* PROBLEM DETAILS *
Going through the entries below, work out how many lines have the string "duration" in them. Give the number and nothing more.

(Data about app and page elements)
┄┄┄┄┄┄

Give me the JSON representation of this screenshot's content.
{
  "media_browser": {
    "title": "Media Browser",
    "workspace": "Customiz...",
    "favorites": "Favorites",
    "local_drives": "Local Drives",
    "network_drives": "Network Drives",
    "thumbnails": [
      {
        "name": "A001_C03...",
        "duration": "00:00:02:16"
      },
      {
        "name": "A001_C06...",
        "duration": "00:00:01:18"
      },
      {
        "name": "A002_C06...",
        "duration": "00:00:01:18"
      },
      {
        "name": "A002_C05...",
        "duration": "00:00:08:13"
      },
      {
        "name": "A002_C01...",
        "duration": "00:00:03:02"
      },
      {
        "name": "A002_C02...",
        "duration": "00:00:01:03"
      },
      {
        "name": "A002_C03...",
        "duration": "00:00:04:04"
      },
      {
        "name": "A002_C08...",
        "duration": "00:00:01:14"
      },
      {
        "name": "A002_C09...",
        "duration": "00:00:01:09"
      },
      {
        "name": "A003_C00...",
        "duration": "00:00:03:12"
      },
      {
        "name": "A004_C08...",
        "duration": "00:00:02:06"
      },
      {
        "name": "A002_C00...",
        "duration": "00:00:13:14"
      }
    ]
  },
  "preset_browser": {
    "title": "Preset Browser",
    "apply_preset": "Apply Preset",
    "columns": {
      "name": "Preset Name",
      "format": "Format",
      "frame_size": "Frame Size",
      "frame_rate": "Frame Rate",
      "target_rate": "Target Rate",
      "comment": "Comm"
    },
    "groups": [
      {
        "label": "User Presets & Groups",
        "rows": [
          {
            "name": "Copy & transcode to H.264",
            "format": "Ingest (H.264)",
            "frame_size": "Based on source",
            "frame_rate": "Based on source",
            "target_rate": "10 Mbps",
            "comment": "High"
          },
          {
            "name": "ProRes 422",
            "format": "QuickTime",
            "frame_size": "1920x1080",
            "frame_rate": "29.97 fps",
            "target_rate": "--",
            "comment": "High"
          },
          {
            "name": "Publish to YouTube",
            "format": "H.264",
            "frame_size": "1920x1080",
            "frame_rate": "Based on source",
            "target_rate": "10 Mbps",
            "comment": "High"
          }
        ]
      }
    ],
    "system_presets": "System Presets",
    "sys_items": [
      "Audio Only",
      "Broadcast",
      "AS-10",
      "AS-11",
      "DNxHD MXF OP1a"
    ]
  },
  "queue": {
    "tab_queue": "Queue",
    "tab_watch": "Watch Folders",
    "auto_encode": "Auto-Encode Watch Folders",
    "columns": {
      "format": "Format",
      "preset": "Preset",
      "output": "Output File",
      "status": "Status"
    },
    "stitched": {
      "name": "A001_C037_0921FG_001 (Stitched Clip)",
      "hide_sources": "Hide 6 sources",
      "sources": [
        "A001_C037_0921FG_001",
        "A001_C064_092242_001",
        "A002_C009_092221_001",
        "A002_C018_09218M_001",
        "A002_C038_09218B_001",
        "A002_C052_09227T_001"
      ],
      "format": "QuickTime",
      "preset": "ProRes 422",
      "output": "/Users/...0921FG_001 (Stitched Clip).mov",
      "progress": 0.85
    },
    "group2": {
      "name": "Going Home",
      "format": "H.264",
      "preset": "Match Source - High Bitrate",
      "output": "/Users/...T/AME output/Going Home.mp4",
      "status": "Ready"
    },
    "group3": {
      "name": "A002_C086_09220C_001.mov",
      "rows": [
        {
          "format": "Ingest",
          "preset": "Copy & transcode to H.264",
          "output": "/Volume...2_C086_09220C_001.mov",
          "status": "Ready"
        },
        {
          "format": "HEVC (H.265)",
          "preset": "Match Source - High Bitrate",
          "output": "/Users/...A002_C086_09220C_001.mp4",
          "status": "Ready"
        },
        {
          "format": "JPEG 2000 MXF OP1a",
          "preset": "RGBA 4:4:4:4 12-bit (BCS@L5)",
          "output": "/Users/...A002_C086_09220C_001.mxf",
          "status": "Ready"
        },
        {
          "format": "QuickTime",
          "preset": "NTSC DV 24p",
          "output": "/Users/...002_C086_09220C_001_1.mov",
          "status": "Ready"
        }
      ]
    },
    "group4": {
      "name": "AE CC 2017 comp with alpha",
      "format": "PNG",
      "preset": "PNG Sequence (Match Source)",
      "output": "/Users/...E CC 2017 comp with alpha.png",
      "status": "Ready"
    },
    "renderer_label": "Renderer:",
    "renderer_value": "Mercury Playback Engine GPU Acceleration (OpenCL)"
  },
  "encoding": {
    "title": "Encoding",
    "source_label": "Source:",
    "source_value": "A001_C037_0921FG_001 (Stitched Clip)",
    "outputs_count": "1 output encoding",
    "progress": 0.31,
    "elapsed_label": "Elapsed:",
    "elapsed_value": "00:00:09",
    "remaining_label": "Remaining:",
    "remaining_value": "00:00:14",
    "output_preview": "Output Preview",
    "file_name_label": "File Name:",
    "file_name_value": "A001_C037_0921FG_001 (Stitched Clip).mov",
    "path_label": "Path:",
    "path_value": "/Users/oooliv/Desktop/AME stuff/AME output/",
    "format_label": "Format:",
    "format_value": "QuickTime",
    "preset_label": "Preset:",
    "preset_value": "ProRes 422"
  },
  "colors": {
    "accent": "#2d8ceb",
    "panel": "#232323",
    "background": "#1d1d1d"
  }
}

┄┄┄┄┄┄

* COMPLETED EXERCISE *
12